++++ Information provided ++++
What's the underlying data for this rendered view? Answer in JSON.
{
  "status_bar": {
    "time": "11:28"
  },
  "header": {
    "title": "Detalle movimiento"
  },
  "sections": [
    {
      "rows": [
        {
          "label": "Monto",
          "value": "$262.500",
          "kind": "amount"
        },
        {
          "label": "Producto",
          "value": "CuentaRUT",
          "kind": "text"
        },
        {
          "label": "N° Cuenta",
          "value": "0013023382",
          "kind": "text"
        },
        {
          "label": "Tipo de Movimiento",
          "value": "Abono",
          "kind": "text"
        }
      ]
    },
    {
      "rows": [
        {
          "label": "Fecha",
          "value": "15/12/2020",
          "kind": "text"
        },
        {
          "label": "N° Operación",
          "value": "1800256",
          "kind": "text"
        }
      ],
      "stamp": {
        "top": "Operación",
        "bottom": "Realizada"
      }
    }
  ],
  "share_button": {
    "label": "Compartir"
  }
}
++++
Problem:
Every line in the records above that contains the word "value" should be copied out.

Output:
          "value": "$262.500",
          "value": "CuentaRUT",
          "value": "0013023382",
          "value": "Abono",
          "value": "15/12/2020",
          "value": "1800256",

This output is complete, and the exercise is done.